By Maria Kuiper
The 2018 fiscal year brought many changes to Iowa City including the Bike and Park Master Plans, improvements to the Pedestrian Mall, river bank restoration, and road construction.
The 2019 fiscal year will be the seventh straight year of declining property tax rates for Iowa City because of the lack of debt Iowa City has for general obligations and the increase of the amount that general obligation bonds limit.
A general obligation bond is secured by a state or local government’s promise to use legal resources. A recent example of this are the renovations for the Pedestrian Mall.
With the low debt the city owes and the high debt limit given, Iowa City is using around 20 to 30 percent of their limit, according to the FY 2019 Proposed Budget Plan presented in the City Council meeting on Tuesday night.

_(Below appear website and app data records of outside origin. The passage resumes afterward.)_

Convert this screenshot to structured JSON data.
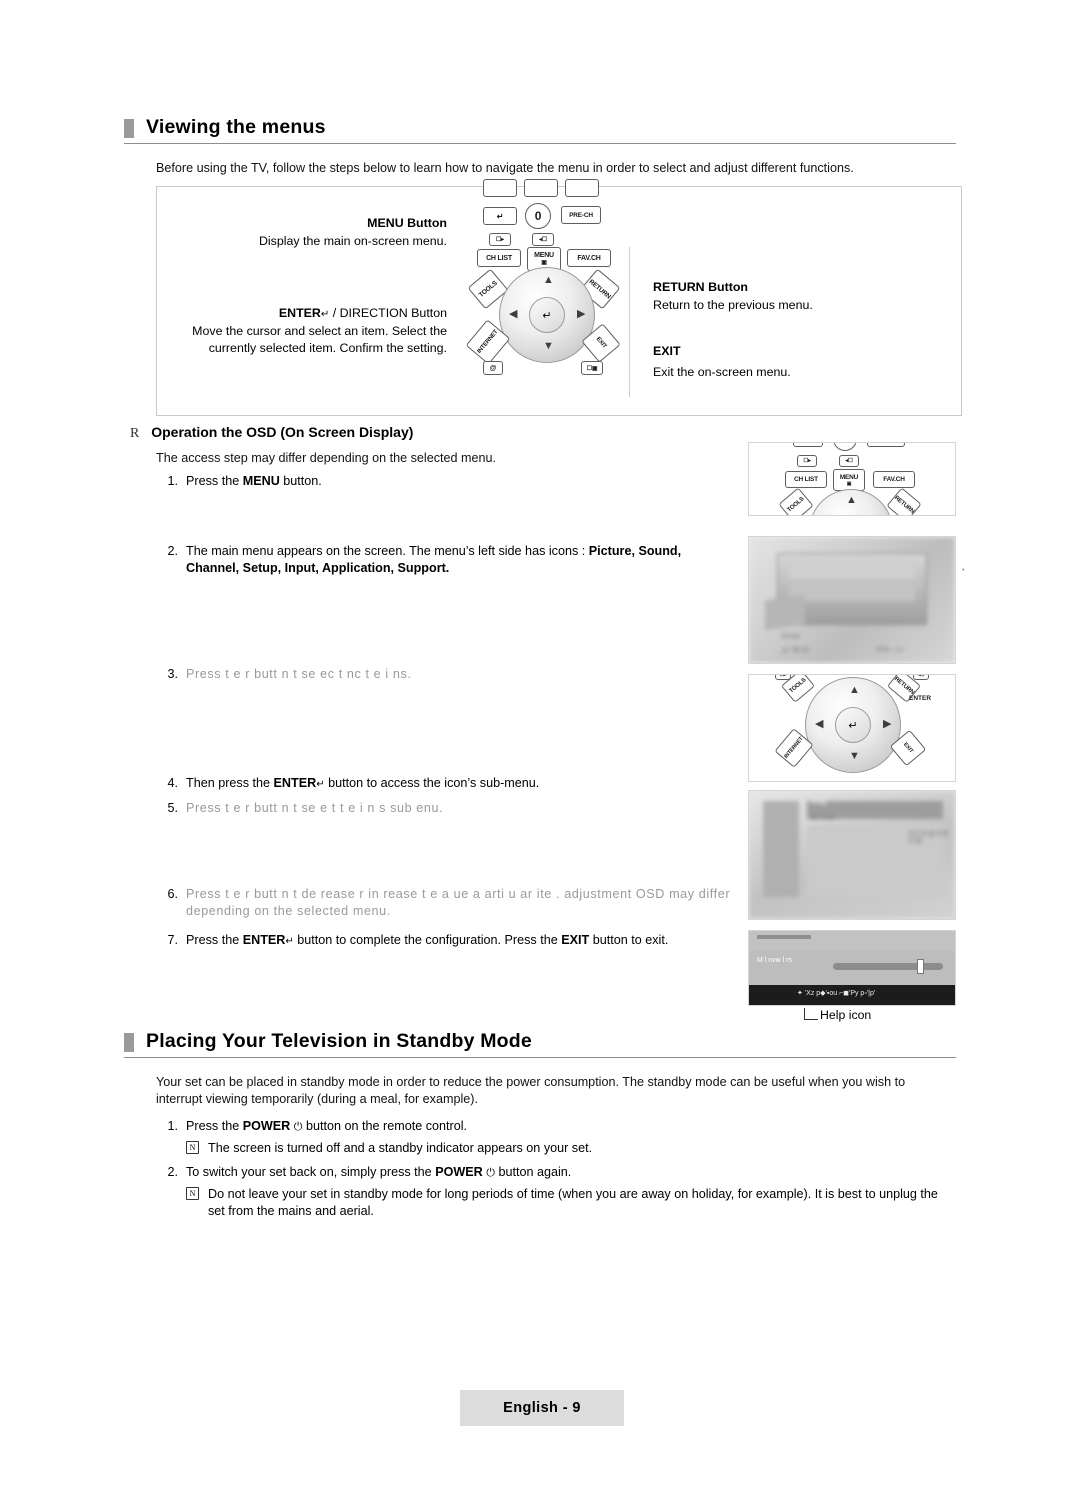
{
  "sections": {
    "viewing": {
      "title": "Viewing the menus",
      "intro": "Before using the TV, follow the steps below to learn how to navigate the menu in order to select and adjust different functions."
    },
    "standby": {
      "title": "Placing Your Television in Standby Mode",
      "intro": "Your set can be placed in standby mode in order to reduce the power consumption. The standby mode can be useful when you wish to interrupt viewing temporarily (during a meal, for example)."
    }
  },
  "diagram": {
    "menu_label": "MENU Button",
    "menu_desc": "Display the main on-screen menu.",
    "enter_label_a": "ENTER",
    "enter_label_b": " / DIRECTION Button",
    "enter_desc": "Move the cursor and select an item. Select the currently selected item. Confirm the setting.",
    "return_label": "RETURN Button",
    "return_desc": "Return to the previous menu.",
    "exit_label": "EXIT",
    "exit_desc": "Exit the on-screen menu.",
    "keys": {
      "pre_ch": "PRE-CH",
      "zero": "0",
      "ch_list": "CH LIST",
      "menu": "MENU",
      "fav_ch": "FAV.CH",
      "tools": "TOOLS",
      "return": "RETURN",
      "internet": "INTERNET",
      "exit": "EXIT",
      "enter": "ENTER",
      "at": "@"
    }
  },
  "osd": {
    "heading_bullet": "R",
    "heading": "Operation the OSD (On Screen Display)",
    "note": "The access step may differ depending on the selected menu.",
    "steps": [
      {
        "n": "1.",
        "text": "Press the MENU button.",
        "bold": [
          "MENU"
        ]
      },
      {
        "n": "2.",
        "text": "The main menu appears on the screen. The menu’s left side has icons : Picture, Sound, Channel, Setup, Input, Application, Support."
      },
      {
        "n": "3.",
        "text": "Press t e    r  butt  n t  se ec t  nc     t  e i    ns."
      },
      {
        "n": "4.",
        "text": "Then press the ENTER  button to access the icon’s sub-menu."
      },
      {
        "n": "5.",
        "text": "Press t e    r  butt  n t  se e t t e i   n s sub  enu."
      },
      {
        "n": "6.",
        "text": "Press t e    r  butt  n t  de  rease  r in  rease t e  a  ue    a  arti u ar ite  . adjustment OSD may differ depending on the selected menu."
      },
      {
        "n": "7.",
        "text": "Press the ENTER  button to complete the configuration. Press the EXIT button to exit."
      }
    ],
    "help_icon_caption": "Help icon"
  },
  "standby_steps": [
    {
      "n": "1.",
      "text": "Press the POWER   button on the remote control."
    },
    {
      "n": "2.",
      "text": "To switch your set back on, simply press the POWER   button again."
    }
  ],
  "standby_notes": [
    "The screen is turned off and a standby indicator appears on your set.",
    "Do not leave your set in standby mode for long periods of time (when you are away on holiday, for example). It is best to unplug the set from the mains and aerial."
  ],
  "note_icon": "N",
  "footer": "English - 9",
  "thumb_text": {
    "t2_a": "Xrosa",
    "t2_b": "_ty '3R |4'",
    "t2_c": "E'R⌐ ⌐l⌐'",
    "t4_title": "Xrog'",
    "t4_sub": "M l nvw",
    "t4_rows": "E'D  E'@  E'B  E'@",
    "t5_bar": "M l nvw l rs",
    "t5_foot": "✦ 'Xz p◆'▪ᴏu ⌐◼'Py p▫'|p'"
  },
  "colors": {
    "head_bar": "#9a9a9a",
    "rule": "#8d8d8d",
    "footer_bg": "#dcdcdc",
    "text": "#121212",
    "faded": "#9a9a9a"
  }
}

City Manager Geoff Fruin said the strong fiscal state will lead to growth and establishment of many aspects of the city.
“Strong growth has allowed for a projected $4.9 million for emergency reserve funds, $2.5 million for public works facilities, $2.8 million budget for the Johnson county behavioral access center, and a $750,000 contribution to the affordable housing fund,” Fruin said.
This budget is in anticipation of the state ending backfill payments. As previously reported by the Daily Iowan, backfill comes from a tax amendment started in 2013 that reduces the taxes of commercial and industrial properties to 90 percent of their value. The remaining 10 percent is covered by the backfill state funding. This saves Iowa City an annual amount of $1.5 million dollars.
If the State decides to keep the backfill, the contribution towards affordable housing will raise to $1 million.
One of the main platforms of councilor Mazahir Salih is affordable housing and accessibility for low-income community members. Salih said she is delighted by the contribution to the affordable housing fund.
“I’m very proud that we have upgraded the affordable housing budget to $750,000,” she said. “I hope the backfill doesn’t fall through so we can give $1 million dollars to it.”
The main goal of the strategic plan is to create a “more inclusive, just, and sustainable Iowa City”, according to the proposed budget plan.
The seven current priorities include a promotion of a strong economy, encouragement of a vibrant community, furthering the goal of healthy neighborhoods, maintaining a solid financial foundation, enhancement of community and intergovernmental relations, promotion of environmental sustainability, and the advancement of social justice and racial equity.
Geoff Fruin expanded on the current priorities to also include the most crucial issues to Iowa City.
“Strong financial position enables us to tackle some of the most pressing issues,” Fruin said. “These include flood recovery, major infrastructure repair, enhancement of open spaces, affordable housing, the access center, and a more integrated transportation network.”
Councilor Susan Mims commented on the broadness of the proposed budget.
“We’ve increased various aspects of the budget that help various members of the community,” Mims said. “This makes it a more attractive community to come and live in.”
The proposed budget plan was approved 6-0 with councilor Botchway absent.